Your assignment:
List every line in this data where the string "preview" occurs.

Data for this exercise:
=======

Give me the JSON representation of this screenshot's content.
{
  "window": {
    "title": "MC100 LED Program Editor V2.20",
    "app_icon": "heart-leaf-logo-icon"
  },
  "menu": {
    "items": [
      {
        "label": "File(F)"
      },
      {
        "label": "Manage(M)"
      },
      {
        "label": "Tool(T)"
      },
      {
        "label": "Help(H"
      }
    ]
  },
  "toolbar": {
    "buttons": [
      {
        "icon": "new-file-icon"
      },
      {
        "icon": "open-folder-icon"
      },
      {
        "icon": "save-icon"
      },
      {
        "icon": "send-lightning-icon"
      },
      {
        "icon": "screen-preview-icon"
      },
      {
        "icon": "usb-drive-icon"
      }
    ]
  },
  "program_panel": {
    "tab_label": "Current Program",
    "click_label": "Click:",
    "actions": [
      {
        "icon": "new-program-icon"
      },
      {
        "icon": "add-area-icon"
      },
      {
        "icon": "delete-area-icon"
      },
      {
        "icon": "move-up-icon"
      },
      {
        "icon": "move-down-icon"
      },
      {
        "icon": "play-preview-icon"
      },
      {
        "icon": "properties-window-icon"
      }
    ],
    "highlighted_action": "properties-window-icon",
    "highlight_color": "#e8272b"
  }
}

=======

Problem solution:
        "icon": "screen-preview-icon"
        "icon": "play-preview-icon"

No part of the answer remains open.